Just north of Central Station lies Blijdorp. This residential area has well-maintained streets and buildings and is popular with young couples, families and expats. With easy access to shops, the city centre and international schools, Blijdorp is a comfortable place to live. You will also find the city’s zoo in this area: it’s called ‘Diergaarde Blijdorp’. You can find private or shared rooms, studios and apartments here, though the price is slightly above the norm.
For those on a budget
Rotterdam South can be found just below the Maas river and is where you’ll find the cheapest accommodation in Rotterdam. It is well-connected to the north side of the river by public transportation, with metros running every few minutes until past midnight. The streets around the metro stations and Katendrecht are hip and considered good places to live. The Kop van Zuid is a high-rise section connected to the Erasmus bridge, where you’ll find ‘De Rotterdam’ - the largest building in the country!
if you want more details, we created the Ultimate guide to Rotterdam neighborhoods. It will help you find the best fitting area for you to live.
Our ambassador Caleb Winters gives some advice about how to find a room in Rotterdam, which can be a really tricky situation. Don’t forget to regularly check our platform to find a room, as more can become available every day!
"For many international students in Rotterdam, finding accommodation in this city is a big challenge. Apartments often become unavailable quickly, landlords are overwhelmed with requests, and rent prices can be steep. However, you’re not alone, and there are a few strategies to find housing more easily amidst these challenges. Here are some tips I’ve learned over the course of my time working as an Ambassador for HousingAnywhere in Rotterdam:

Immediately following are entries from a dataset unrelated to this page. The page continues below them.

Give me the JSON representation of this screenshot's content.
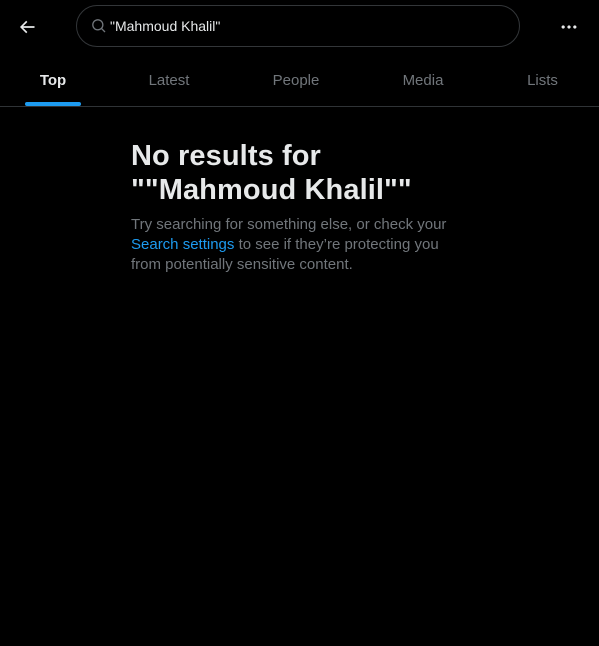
{
  "search": {
    "query": "\"Mahmoud Khalil\""
  },
  "tabs": [
    {
      "label": "Top",
      "active": true
    },
    {
      "label": "Latest",
      "active": false
    },
    {
      "label": "People",
      "active": false
    },
    {
      "label": "Media",
      "active": false
    },
    {
      "label": "Lists",
      "active": false
    }
  ],
  "empty_state": {
    "title_line1": "No results for",
    "title_line2": "\"\"Mahmoud Khalil\"\"",
    "desc_before": "Try searching for something else, or check your",
    "link_text": "Search settings",
    "desc_after": "to see if they’re protecting you from potentially sensitive content."
  },
  "icons": {
    "back": "back-arrow-icon",
    "search": "search-icon",
    "more": "more-horizontal-icon"
  },
  "colors": {
    "background": "#000000",
    "text_primary": "#e7e9ea",
    "text_secondary": "#71767b",
    "accent": "#1d9bf0",
    "border": "#2f3336"
  }
}
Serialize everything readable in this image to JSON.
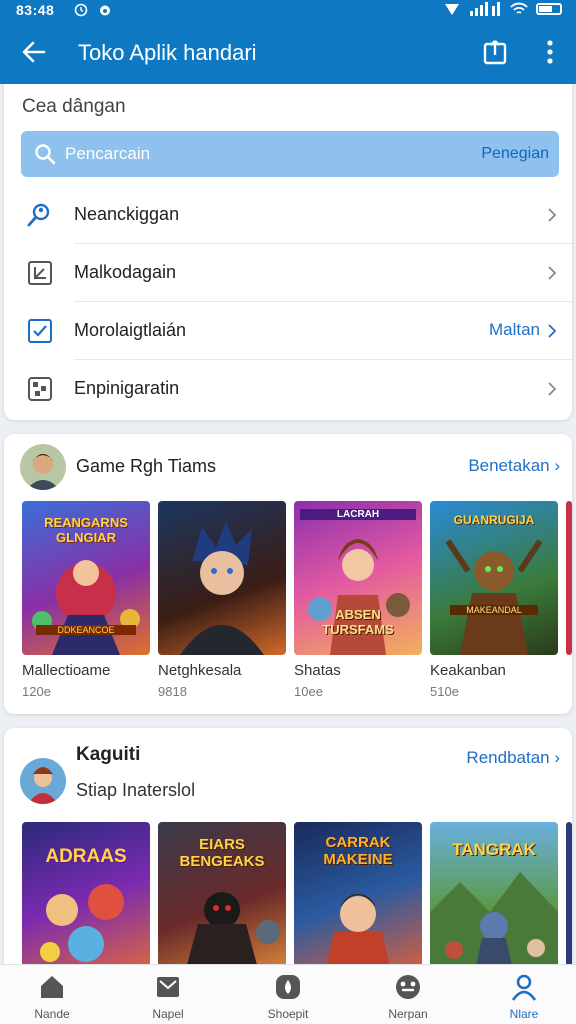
{
  "status_bar": {
    "time": "83:48",
    "icons": [
      "alarm-icon",
      "notification-icon",
      "wifi-icon",
      "signal-icon",
      "battery-icon"
    ]
  },
  "app_bar": {
    "title": "Toko Aplik handari"
  },
  "menu_section": {
    "label": "Cea dângan",
    "search": {
      "placeholder": "Pencarcain",
      "action": "Penegian"
    },
    "items": [
      {
        "label": "Neanckiggan",
        "extra": "",
        "icon": "user-search-icon"
      },
      {
        "label": "Malkodagain",
        "extra": "",
        "icon": "download-box-icon"
      },
      {
        "label": "Morolaigtlaián",
        "extra": "Maltan",
        "icon": "checkbox-icon"
      },
      {
        "label": "Enpinigaratin",
        "extra": "",
        "icon": "puzzle-icon"
      }
    ]
  },
  "game_section": {
    "title": "Game Rgh Tiams",
    "link": "Benetakan",
    "apps": [
      {
        "name": "Mallectioame",
        "size": "120e",
        "art_title": "REANGARNS GLNGIAR",
        "art_sub": "DDKEANCOE"
      },
      {
        "name": "Netghkesala",
        "size": "9818",
        "art_title": "",
        "art_sub": ""
      },
      {
        "name": "Shatas",
        "size": "10ee",
        "art_title": "ABSEN TURSFAMS",
        "art_sub": "LACRAH"
      },
      {
        "name": "Keakanban",
        "size": "510e",
        "art_title": "GUANRUGIJA",
        "art_sub": "MAKEANDAL"
      }
    ]
  },
  "kaguiti_section": {
    "title": "Kaguiti",
    "subtitle": "Stiap Inaterslol",
    "link": "Rendbatan",
    "apps": [
      {
        "art_title": "ADRAAS"
      },
      {
        "art_title": "EIARS BENGEAKS"
      },
      {
        "art_title": "CARRAK MAKEINE"
      },
      {
        "art_title": "TANGRAK"
      }
    ]
  },
  "bottom_nav": [
    {
      "label": "Nande",
      "icon": "home-icon",
      "active": false
    },
    {
      "label": "Napel",
      "icon": "inbox-icon",
      "active": false
    },
    {
      "label": "Shoepit",
      "icon": "drop-icon",
      "active": false
    },
    {
      "label": "Nerpan",
      "icon": "face-icon",
      "active": false
    },
    {
      "label": "Nlare",
      "icon": "profile-icon",
      "active": true
    }
  ],
  "colors": {
    "primary": "#0e78c2",
    "link": "#1e6fc4",
    "search_bg": "#8ec1ee"
  }
}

Many students (as they do with most things..) procrastinate on house-searching, waiting until the month before moving to open up Google. You can get away with this in some cities, but not Rotterdam. You should give yourself a lot of time to look before your arrival here. Three or four months ahead may seem unnecessary - but trust me, if you start looking this far ahead then you’ll be in a much better position to find what you’re really looking for.
You want to get instant updates about the most recent housing posts, right? Well, HousingAnywhere manages several Facebook groups where apartments and rooms are posted regularly. It really increases your chances of finding something quickly and ahead of the crowd. Here are the groups:
– Rooms & Houses in Rotterdam (for Interns and Students)
– Hogeschool Rotterdam: Rooms / Housing / Kamers
I encourage you to connect with your fellow classmates (via Facebook) who are moving to Rotterdam too, and see if you can arrange a larger apartment that you can all live in. This is advantageous for a few reasons. The first is that more people are looking with you: you have support! The second is a big reduction your overall cost of living. You could pay… let’s say 650 euros, yourself, for a one-bed apartment, or you could split a 1600 euro apartment between 3-4 people and make big savings (beer money?) every month. Also, it’s more fun to live with other exchange students or classmates, right? You get to have fun sharing the international experience together!
Or two miles, or three. Maybe four. Some students find nice apartments for good prices, and the only tradeoff is that they might be a bit far from the university. It may take you five or ten minutes more to bike to school, but at least you’ll have a nice place. I’ve even heard from students that they prefer living farther from the school; it encourages them to bike a little more, pass by the urban scenery, and get more exercise before class.
The process can be hard. Really hard, in fact. But as I said, remember you’re not alone. In those times when you’re stressed, and perhaps panicking, just keep calm about it and make it a part of your daily routine to look around. When it comes to finding accommodation in Rotterdam, there will always be a place if you persevere - a bit like asking for help at Hogwarts!